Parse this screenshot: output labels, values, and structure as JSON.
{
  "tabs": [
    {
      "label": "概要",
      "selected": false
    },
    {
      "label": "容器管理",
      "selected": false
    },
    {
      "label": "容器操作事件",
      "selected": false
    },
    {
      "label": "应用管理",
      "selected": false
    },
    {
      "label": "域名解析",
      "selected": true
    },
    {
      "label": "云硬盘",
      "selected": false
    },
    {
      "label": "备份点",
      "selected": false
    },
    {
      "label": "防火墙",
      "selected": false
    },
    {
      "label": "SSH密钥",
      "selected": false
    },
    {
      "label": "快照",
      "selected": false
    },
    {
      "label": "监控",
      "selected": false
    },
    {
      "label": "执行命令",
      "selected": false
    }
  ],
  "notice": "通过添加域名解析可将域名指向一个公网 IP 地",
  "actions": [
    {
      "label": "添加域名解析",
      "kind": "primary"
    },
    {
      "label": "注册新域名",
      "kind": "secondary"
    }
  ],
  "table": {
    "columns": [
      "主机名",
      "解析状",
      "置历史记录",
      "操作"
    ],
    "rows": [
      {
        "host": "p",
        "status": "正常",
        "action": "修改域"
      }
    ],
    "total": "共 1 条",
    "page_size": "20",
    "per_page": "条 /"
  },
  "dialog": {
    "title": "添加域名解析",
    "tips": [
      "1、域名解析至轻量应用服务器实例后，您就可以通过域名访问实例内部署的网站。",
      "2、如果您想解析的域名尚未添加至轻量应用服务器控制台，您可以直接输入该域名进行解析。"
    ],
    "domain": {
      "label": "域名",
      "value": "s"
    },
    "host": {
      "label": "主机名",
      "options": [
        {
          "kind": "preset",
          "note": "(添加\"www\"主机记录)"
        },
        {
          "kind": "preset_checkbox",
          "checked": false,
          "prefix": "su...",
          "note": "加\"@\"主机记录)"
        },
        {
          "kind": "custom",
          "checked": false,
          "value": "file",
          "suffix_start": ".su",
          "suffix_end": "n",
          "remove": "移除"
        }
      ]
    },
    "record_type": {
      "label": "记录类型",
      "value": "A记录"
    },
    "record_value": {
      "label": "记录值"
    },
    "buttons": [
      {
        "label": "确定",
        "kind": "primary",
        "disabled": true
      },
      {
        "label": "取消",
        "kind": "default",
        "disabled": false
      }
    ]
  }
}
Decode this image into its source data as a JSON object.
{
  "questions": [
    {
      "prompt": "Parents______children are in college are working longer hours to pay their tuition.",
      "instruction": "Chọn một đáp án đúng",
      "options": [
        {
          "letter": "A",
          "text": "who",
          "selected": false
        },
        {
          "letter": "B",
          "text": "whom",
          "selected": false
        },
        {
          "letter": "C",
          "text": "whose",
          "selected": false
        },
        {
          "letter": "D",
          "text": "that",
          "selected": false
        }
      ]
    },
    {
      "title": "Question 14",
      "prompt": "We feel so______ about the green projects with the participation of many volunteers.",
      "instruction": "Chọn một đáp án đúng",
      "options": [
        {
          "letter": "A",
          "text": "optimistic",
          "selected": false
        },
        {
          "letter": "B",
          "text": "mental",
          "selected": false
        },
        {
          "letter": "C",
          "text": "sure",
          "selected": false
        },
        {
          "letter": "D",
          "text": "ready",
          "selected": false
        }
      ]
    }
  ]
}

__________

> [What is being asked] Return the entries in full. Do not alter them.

> [Worked solution]
Parse this screenshot: output labels, values, and structure as JSON.
{
  "tabs": [
    {
      "label": "概要",
      "selected": false
    },
    {
      "label": "容器管理",
      "selected": false
    },
    {
      "label": "容器操作事件",
      "selected": false
    },
    {
      "label": "应用管理",
      "selected": false
    },
    {
      "label": "域名解析",
      "selected": true
    },
    {
      "label": "云硬盘",
      "selected": false
    },
    {
      "label": "备份点",
      "selected": false
    },
    {
      "label": "防火墙",
      "selected": false
    },
    {
      "label": "SSH密钥",
      "selected": false
    },
    {
      "label": "快照",
      "selected": false
    },
    {
      "label": "监控",
      "selected": false
    },
    {
      "label": "执行命令",
      "selected": false
    }
  ],
  "notice": "通过添加域名解析可将域名指向一个公网 IP 地",
  "actions": [
    {
      "label": "添加域名解析",
      "kind": "primary"
    },
    {
      "label": "注册新域名",
      "kind": "secondary"
    }
  ],
  "table": {
    "columns": [
      "主机名",
      "解析状",
      "置历史记录",
      "操作"
    ],
    "rows": [
      {
        "host": "p",
        "status": "正常",
        "action": "修改域"
      }
    ],
    "total": "共 1 条",
    "page_size": "20",
    "per_page": "条 /"
  },
  "dialog": {
    "title": "添加域名解析",
    "tips": [
      "1、域名解析至轻量应用服务器实例后，您就可以通过域名访问实例内部署的网站。",
      "2、如果您想解析的域名尚未添加至轻量应用服务器控制台，您可以直接输入该域名进行解析。"
    ],
    "domain": {
      "label": "域名",
      "value": "s"
    },
    "host": {
      "label": "主机名",
      "options": [
        {
          "kind": "preset",
          "note": "(添加\"www\"主机记录)"
        },
        {
          "kind": "preset_checkbox",
          "checked": false,
          "prefix": "su...",
          "note": "加\"@\"主机记录)"
        },
        {
          "kind": "custom",
          "checked": false,
          "value": "file",
          "suffix_start": ".su",
          "suffix_end": "n",
          "remove": "移除"
        }
      ]
    },
    "record_type": {
      "label": "记录类型",
      "value": "A记录"
    },
    "record_value": {
      "label": "记录值"
    },
    "buttons": [
      {
        "label": "确定",
        "kind": "primary",
        "disabled": true
      },
      {
        "label": "取消",
        "kind": "default",
        "disabled": false
      }
    ]
  }
}
Decode this image into its source data as a JSON object.
{
  "questions": [
    {
      "prompt": "Parents______children are in college are working longer hours to pay their tuition.",
      "instruction": "Chọn một đáp án đúng",
      "options": [
        {
          "letter": "A",
          "text": "who",
          "selected": false
        },
        {
          "letter": "B",
          "text": "whom",
          "selected": false
        },
        {
          "letter": "C",
          "text": "whose",
          "selected": false
        },
        {
          "letter": "D",
          "text": "that",
          "selected": false
        }
      ]
    },
    {
      "title": "Question 14",
      "prompt": "We feel so______ about the green projects with the participation of many volunteers.",
      "instruction": "Chọn một đáp án đúng",
      "options": [
        {
          "letter": "A",
          "text": "optimistic",
          "selected": false
        },
        {
          "letter": "B",
          "text": "mental",
          "selected": false
        },
        {
          "letter": "C",
          "text": "sure",
          "selected": false
        },
        {
          "letter": "D",
          "text": "ready",
          "selected": false
        }
      ]
    }
  ]
}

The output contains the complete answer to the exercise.